The prime minister will return from his break today after facing accusations he has been “missing in action” while the UK is mired in political and economic crisis.

The Labour Party has attacked the prime minister for presiding over a “zombie government” just as the Bank of England warned of a looming recession and energy bills are expected to rise to almost £4,000 in October.

Downing Street has refused to say where the prime minister has been on holiday, but there have been reports that he has been enjoying a delayed honeymoon with his wife Carrie in Slovenia.

Pictures also emerged of Johnson and his wife enjoying a lavish wedding celebration in the grounds of a multi-millionaire Tory donor in Gloucestershire.

Asked whether Johnson was concerned there had been a “power vacuum” in government, the prime minister’s official spokesman said: “I think the public understands it is not unusual for the prime minister or ministers to take some time off during the summer recess.

“Some of the challenges that you’re talking about are due to come towards the end of the year from October. That’s when a further phase of support is already due to come in.

“And the public if uncertain, should check to see what they are eligible for.”

The spokesman also said no taxpayers’ money was used in the funding of Johnson’s holiday.

Watch: What have Tory leadership rivals Truss and Sunak pledged for the country?

Pressed on whether Johnson paid for it himself or if it was funded by a donor, the spokesman said any declarations would be made if required.

He also said that Johnson would be meeting the chancellor, Nadhim Zahawi, later this week to discuss some of the economic support that is due to come in later in the year.

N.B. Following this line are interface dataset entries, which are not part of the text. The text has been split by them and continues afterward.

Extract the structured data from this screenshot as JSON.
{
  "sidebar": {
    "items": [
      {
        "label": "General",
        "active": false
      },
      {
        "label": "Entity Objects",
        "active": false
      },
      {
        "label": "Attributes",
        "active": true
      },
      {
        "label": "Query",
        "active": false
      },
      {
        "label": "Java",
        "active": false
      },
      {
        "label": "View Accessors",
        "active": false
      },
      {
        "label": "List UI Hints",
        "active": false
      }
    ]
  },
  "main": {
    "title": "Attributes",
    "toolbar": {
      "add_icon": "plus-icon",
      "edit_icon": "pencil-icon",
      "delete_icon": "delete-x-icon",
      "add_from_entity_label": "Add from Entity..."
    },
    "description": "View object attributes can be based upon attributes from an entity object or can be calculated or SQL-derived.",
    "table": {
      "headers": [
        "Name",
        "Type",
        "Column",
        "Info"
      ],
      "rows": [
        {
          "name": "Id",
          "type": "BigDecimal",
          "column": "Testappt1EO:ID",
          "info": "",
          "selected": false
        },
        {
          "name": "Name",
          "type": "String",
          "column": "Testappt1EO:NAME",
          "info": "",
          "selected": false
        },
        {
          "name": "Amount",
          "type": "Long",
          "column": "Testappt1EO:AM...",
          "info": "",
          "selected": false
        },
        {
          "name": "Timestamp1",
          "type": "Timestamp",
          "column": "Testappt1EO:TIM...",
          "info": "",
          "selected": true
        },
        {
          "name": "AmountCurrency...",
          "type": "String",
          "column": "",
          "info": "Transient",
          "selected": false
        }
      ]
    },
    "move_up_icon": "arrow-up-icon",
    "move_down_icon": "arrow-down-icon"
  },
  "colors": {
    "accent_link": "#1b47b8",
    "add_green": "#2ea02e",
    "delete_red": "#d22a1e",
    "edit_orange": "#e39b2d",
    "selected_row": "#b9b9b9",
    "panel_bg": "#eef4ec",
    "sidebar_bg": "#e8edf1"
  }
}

It comes as Tory leadership hopefuls Liz Truss and Rishi Sunak continue to court the votes of party members, who will select the new leader and prime minster, with the result announced on September 5.

The race has been set against the backdrop of the bank warning that the country will face the longest joint recession in 30 years due to the cost of living crisis.

Last week it raised interest rates to 1.75 per cent, the largest single increase in 27 years, as a way to try to control spiralling inflation.

The prime minister and Zahawi were both away at the time.

Both leadership candidates have vowed to do more to help families get through the cost of living crisis but have clashed on when the new support should be provided and what it should look like.

So far the government’s support centres on £400 off energy bills for every household come October, while the most vulnerable households across the UK will receive support of £1,200, including a one-off £650 cost of living payment.

The scale of the economic challenge awaiting the country prompted an intervention from former prime minister and chancellor Gordon Brown, who claimed there was a a “vacuum” at the heart of government.

Brown told Good Morning Britain: “There’s got to be someone in charge. And it’s not just that they’re asleep at the wheel – there’s nobody at the wheel at the moment.

“You’ve got Boris and his chancellor who have been on holiday, and then you’ve got the two leadership candidates on the campaign trail.

“What’s happening at the centre of government is there is a vacuum and it’s got to be filled immediately if we’re going to protect people by October.

“I know from my own experience, you’ve got to act quickly to deal with the benefits and tax issues if you’re going to get the changes in by the time you want them to be in.”

This article originally appeared on HuffPost UK and has been updated.